National parks and conservation areas are governed by management plans and strategies that are formulated in consultation with the public, the tourism industry, conservationists and recreationalists.
These plans and strategies broadly outline what can and cannot occur within a conservation area, the area's specific vulnerabilities, its purpose and so on.
The intention is to make these plans and strategies more specific about what types of concession-related activities are likely to be okay in a particular area.
In future they are likely to provide more detail of what factors will be taken into account in DoC's approval of concessions in a particular area.
That means when a tourism company applies for a concession its chances of success will be more transparent, and it will also be easier for DoC to determine if a concession can be approved.
At present I am advised that it takes roughly six to nine months to process a non-notified concession, and nine to 12 months to process a notified one.
DoC anticipates that the better planning I have described will significantly reduce those processing times particularly for low-impact non-notified concessions.
One of the beneficial consequences will be to free up resources to allow increased monitoring of concessions.
A closer eye will be kept on the environmental effects of concessions and rogue companies or individuals functioning without them.
The value of your concessions increases if DoC has the resources to enforce the requirement to have them.
It is something the department struggles to do adequately at present because too much staff time is absorbed in the desk work generated by applications for concessions.
You may have noticed that a few weeks ago I released a draft general policy for the conservation estate and at the same time the New Zealand Conservation Authority released a draft general policy for national parks.
It is easy to dismiss these as large pieces of bureaucratic gobbledy-gook but they are more important than they appear, particularly in relation to concessions and the way we would like to see them administered in future.
The general policies are designed to bring consistency to decision-making on conservation land.
They will set a national framework that the people in DoC and on conservation boards writing the management plan for a national park will have to adhere to.
The policies describe the conditions under which commercial tourism on the conservation estate can occur.
They direct planners and boards to be much more specific about what is okay in a particular area and what is not.
Have a look at them.
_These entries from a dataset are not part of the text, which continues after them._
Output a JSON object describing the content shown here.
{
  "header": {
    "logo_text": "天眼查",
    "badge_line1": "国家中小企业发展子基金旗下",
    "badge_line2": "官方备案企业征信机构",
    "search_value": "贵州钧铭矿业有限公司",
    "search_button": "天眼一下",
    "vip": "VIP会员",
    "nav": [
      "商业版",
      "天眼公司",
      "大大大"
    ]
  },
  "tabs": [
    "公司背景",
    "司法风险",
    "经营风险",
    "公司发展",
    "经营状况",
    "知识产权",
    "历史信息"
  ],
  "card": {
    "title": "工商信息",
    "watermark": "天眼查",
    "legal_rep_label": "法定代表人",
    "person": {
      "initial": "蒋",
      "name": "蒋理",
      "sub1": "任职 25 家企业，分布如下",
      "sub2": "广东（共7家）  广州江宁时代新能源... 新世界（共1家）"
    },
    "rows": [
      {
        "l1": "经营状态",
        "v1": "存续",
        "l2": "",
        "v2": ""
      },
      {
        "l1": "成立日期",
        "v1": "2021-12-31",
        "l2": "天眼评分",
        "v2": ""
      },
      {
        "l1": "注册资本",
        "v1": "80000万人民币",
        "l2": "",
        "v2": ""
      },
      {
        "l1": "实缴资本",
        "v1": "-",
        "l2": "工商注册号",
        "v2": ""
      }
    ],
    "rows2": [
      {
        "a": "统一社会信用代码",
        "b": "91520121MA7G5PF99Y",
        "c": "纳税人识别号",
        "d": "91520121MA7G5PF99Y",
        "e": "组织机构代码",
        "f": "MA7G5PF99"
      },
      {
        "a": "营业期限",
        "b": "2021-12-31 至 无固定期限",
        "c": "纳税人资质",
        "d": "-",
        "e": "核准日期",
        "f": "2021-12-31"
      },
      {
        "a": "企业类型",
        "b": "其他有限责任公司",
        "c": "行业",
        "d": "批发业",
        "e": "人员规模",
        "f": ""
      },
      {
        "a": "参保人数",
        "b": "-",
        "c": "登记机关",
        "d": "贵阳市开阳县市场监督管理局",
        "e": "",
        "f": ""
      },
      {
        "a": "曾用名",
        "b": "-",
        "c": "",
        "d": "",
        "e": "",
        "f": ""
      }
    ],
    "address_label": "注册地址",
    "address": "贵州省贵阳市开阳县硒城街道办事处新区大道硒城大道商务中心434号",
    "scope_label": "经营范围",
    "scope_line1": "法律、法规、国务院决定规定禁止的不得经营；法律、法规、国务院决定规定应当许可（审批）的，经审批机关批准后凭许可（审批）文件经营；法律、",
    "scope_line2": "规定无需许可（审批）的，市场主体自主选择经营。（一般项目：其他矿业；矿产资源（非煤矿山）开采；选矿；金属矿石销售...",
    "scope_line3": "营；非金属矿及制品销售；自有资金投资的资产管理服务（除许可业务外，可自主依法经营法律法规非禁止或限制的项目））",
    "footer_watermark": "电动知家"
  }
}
Let us know your views. The policies are undergoing an extensive period of consultation. I have an open mind about the outcome.
Before I stop talking, I'd like to make this point.
I see the relationship between conservation and tourism as one of give and take.
If you are making a profit off conservation land, I don't think it is unreasonable to expect some conservation benefit from that opportunity.
Some of you are well aware of this and help DoC with its work in fantastic ways.
· that rafting operators working on the West Coast pay a contribution to whio monitoring; · that Milford Sound Lodge undertakes stoat control and monitoring work with DoC's Te Anau staff; · that Real Journeys boat captains in Doubtful Sound monitor marine mammals and provide logistical support for DoC staff.
There are many more examples. All I can say is good on those who are doing this kind of work.
I am encouraging DoC to look for more reciprocal relationships with concessionaires, and I encourage you to consider them.
Consider them because that is the spirit of partnership and the future of your industry depends on the health and wellbeing of New Zealand's native plants, animals and landscapes.
You don't just have to help with money
The fate our threatened species - birds like the kiwi, the whio and the orange fronted parakeet - depend to no small degree on the amount of advocacy for them.
At present that advocacy is largely the domain of conservation interests, it should also be your domain.
Speak out for conservation.
I look forward to hearing your voices on the television, the airwaves and in the newspapers.